I had seen desserts from Café Pushkin on Trip Advisor and the photos appealed to me to the point that I convinced my parents to visit this charming place.
The interior was magical, romantic, furnished with luxurious wooden furniture and there was a library with valuable books.
The café offered both desserts and lunch menu (most of Russian cafés offer not only cakes but lunch and dinner meals too). We decided to have something sweet. It was indeed difficult to choose just one cake. Eclairs, Honey Pie, Napoleon Cake, Mille – Feuille… Finally, we ordered Napoleon Cake. Yum!😋
Definitely worth mentioning is the history of the café.

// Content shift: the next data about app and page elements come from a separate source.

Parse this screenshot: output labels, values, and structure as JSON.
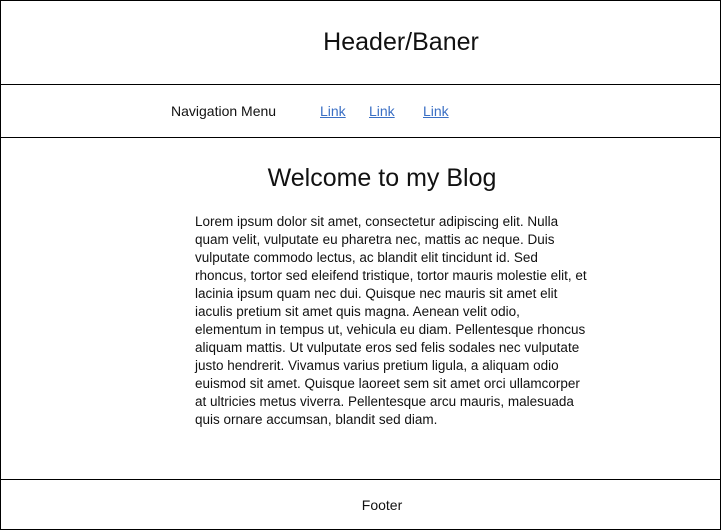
{
  "header": {
    "title": "Header/Baner"
  },
  "nav": {
    "label": "Navigation Menu",
    "links": [
      "Link",
      "Link",
      "Link"
    ],
    "link_color": "#3a6fc4"
  },
  "main": {
    "title": "Welcome to my Blog",
    "body": "Lorem ipsum dolor sit amet, consectetur adipiscing elit. Nulla quam velit, vulputate eu pharetra nec, mattis ac neque. Duis vulputate commodo lectus, ac blandit elit tincidunt id. Sed rhoncus, tortor sed eleifend tristique, tortor mauris molestie elit, et lacinia ipsum quam nec dui. Quisque nec mauris sit amet elit iaculis pretium sit amet quis magna. Aenean velit odio, elementum in tempus ut, vehicula eu diam. Pellentesque rhoncus aliquam mattis. Ut vulputate eros sed felis sodales nec vulputate justo hendrerit. Vivamus varius pretium ligula, a aliquam odio euismod sit amet. Quisque laoreet sem sit amet orci ullamcorper at ultricies metus viverra. Pellentesque arcu mauris, malesuada quis ornare accumsan, blandit sed diam."
  },
  "footer": {
    "label": "Footer"
  }
}
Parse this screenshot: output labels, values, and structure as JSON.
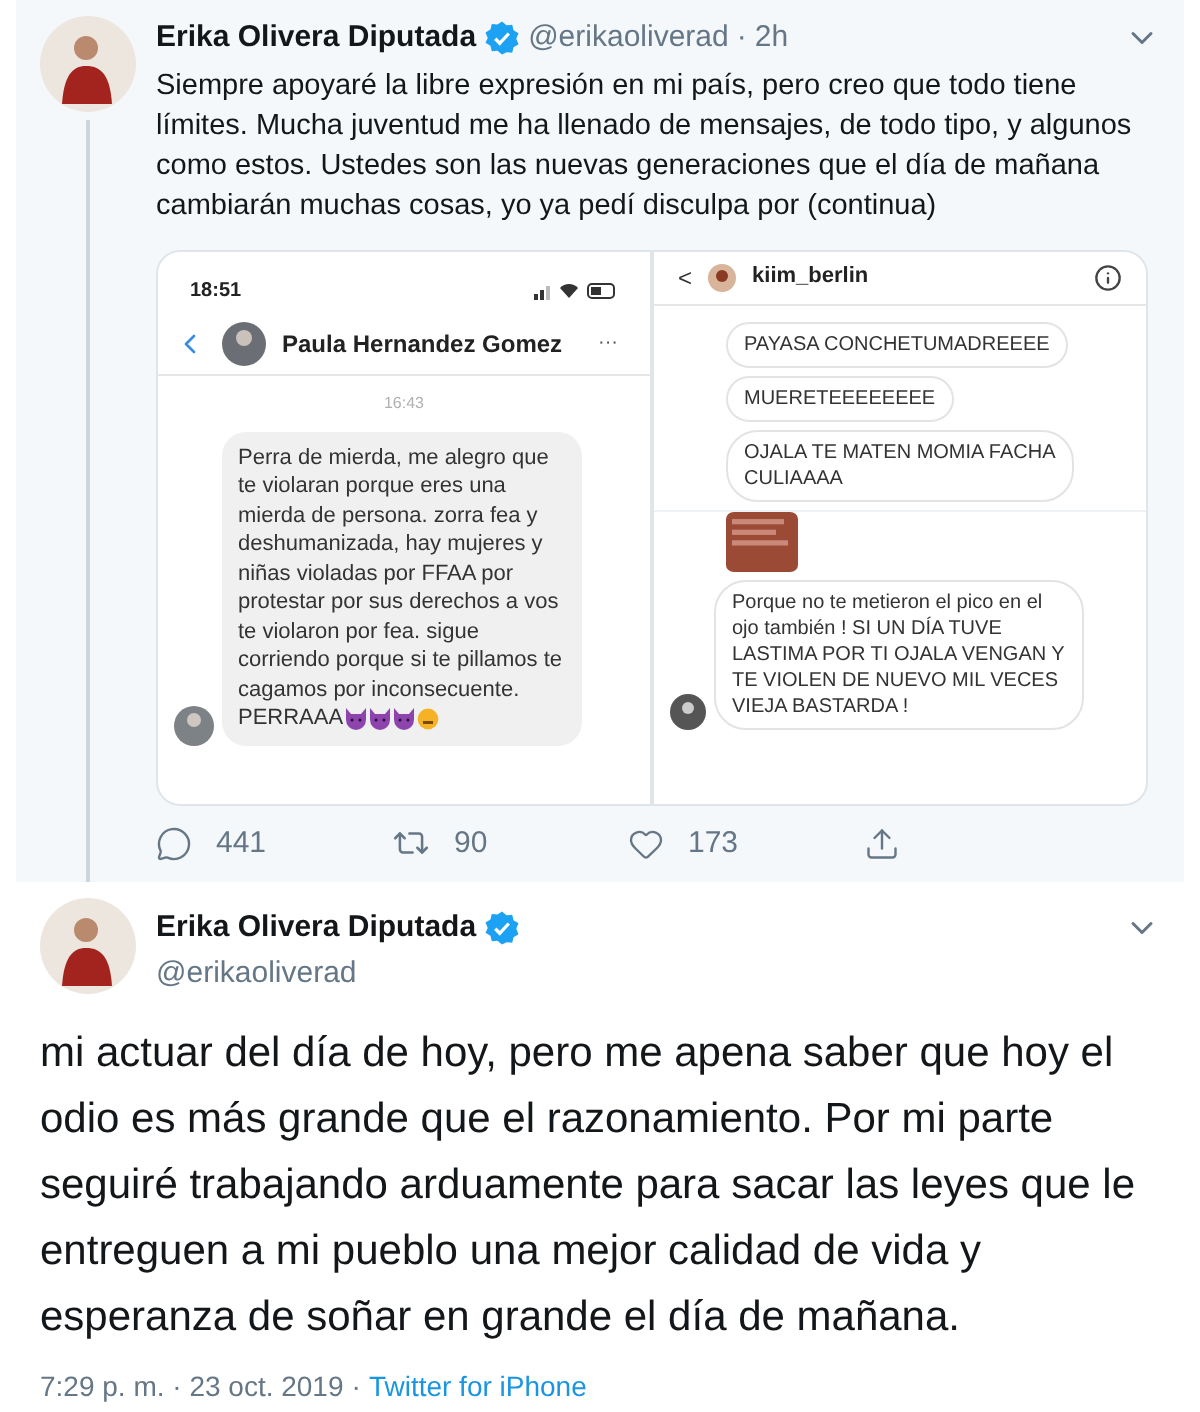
{
  "tweets": [
    {
      "name": "Erika Olivera Diputada",
      "handle": "@erikaoliverad",
      "time_separator": "·",
      "time": "2h",
      "text": "Siempre apoyaré la libre expresión en mi país, pero creo que todo tiene límites. Mucha juventud me ha llenado de mensajes, de todo tipo, y algunos como estos. Ustedes son las nuevas generaciones que el día de mañana cambiarán muchas cosas, yo ya pedí disculpa por (continua)",
      "media": {
        "left": {
          "status_time": "18:51",
          "contact": "Paula Hernandez Gomez",
          "more": "···",
          "timestamp": "16:43",
          "message": "Perra de mierda, me alegro que te violaran porque eres una mierda de persona. zorra fea y deshumanizada, hay  mujeres y niñas violadas por FFAA por protestar por sus derechos a vos te violaron por fea. sigue corriendo porque si te pillamos te cagamos por inconsecuente.",
          "last_line": "PERRAAA"
        },
        "right": {
          "back": "<",
          "contact": "kiim_berlin",
          "messages": [
            "PAYASA CONCHETUMADREEEE",
            "MUERETEEEEEEEE",
            "OJALA TE MATEN MOMIA FACHA CULIAAAA"
          ],
          "reply": "Porque no te metieron el pico en el ojo también ! SI UN DÍA TUVE LASTIMA POR TI OJALA VENGAN Y TE VIOLEN DE NUEVO MIL VECES VIEJA BASTARDA !"
        }
      },
      "actions": [
        {
          "kind": "reply",
          "count": "441"
        },
        {
          "kind": "retweet",
          "count": "90"
        },
        {
          "kind": "like",
          "count": "173"
        },
        {
          "kind": "share"
        }
      ]
    },
    {
      "name": "Erika Olivera Diputada",
      "handle": "@erikaoliverad",
      "text": "mi actuar del día de hoy, pero me apena saber que hoy el odio es más grande que el razonamiento. Por mi parte seguiré trabajando arduamente para sacar las leyes que le entreguen a mi pueblo una mejor calidad de vida y esperanza de soñar en grande el día de mañana.",
      "date": "7:29 p. m. · 23 oct. 2019",
      "separator": "·",
      "source": "Twitter for iPhone"
    }
  ]
}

The café is situated in a house which previously was a pharmacy and a small café for customers which were waiting for their drugs to be done. Unfortunatelly, everything what remained from a beautiful building was a single wall. The interiors nowadays look still very old, however Café Pushkin was build and opened in 1999.
Andrei Dellos, a restaurateur with Franco – Russian roots, created Café Pushkin because of the song Natalie by Gilbert Bécaud. Bécaud sang about his stay in Moscow and mentioned Café Pushkin in his song, however the place was just imaginary. People who tried to find Café Pushkin were bitterly disappointed when they realised it doesn ´t exist.
Furthermore, the name of the café is not coincidental at all as the famous Russian poet Pushkin used to stroll down the Tverskoy Boulevard.